One can only make the conclusion that Machiavelli is wrong when he states that one only has to seem good, not be good. In order to govern, one has to gain the confidence and by manipulating and deceiving citizens, this is not done. Socrates, on the other hand, with his theory that seeming is bad, and being is good is correct. This is evident through the parable of the cave: those who remain in the cave never get to experience the beauty and wonder of the outside world. Machiavelli wishes to deprive his citizens of this, merely for one’s self interest. Socrates, avoiding the glory, creates a democratic society in which citizens may break free from the cave to experience what reality really is, and if they don’t have the wisdom to do this on their own, there are people who will guide them. It can only be concluded that seeming good, as Machiavelli advocates, is bad because it is essentially deceives the citizens. Additionally, when one seems, they are acting in the interest of only themselves. Being good, as Socrates promotes, is the better of the two, because when one is actually good, they will act in the interest of society as a whole, instead of merely their own selfish interests.

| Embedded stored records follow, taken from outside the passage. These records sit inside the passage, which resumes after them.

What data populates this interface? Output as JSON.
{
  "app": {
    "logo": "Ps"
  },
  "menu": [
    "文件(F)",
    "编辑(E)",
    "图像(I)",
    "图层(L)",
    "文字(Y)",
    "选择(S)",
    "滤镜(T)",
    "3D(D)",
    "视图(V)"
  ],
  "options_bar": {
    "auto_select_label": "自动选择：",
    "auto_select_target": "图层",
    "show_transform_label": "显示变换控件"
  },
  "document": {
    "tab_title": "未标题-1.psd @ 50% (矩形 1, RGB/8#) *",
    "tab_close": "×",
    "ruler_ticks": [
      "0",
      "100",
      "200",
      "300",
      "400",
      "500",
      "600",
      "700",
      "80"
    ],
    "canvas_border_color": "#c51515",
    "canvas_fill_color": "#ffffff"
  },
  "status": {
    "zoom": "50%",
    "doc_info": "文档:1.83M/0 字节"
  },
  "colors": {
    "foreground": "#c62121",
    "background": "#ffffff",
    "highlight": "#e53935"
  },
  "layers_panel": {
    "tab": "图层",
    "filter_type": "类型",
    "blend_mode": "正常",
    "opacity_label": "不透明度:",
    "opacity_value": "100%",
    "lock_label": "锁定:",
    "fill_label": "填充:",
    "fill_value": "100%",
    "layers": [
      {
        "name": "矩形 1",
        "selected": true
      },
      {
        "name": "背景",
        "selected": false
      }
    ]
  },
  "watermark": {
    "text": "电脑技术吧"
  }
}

It is a far better thing to emerge from the cave with Socrates, to see the light, to gain the knowledge, and the ability to share it with others.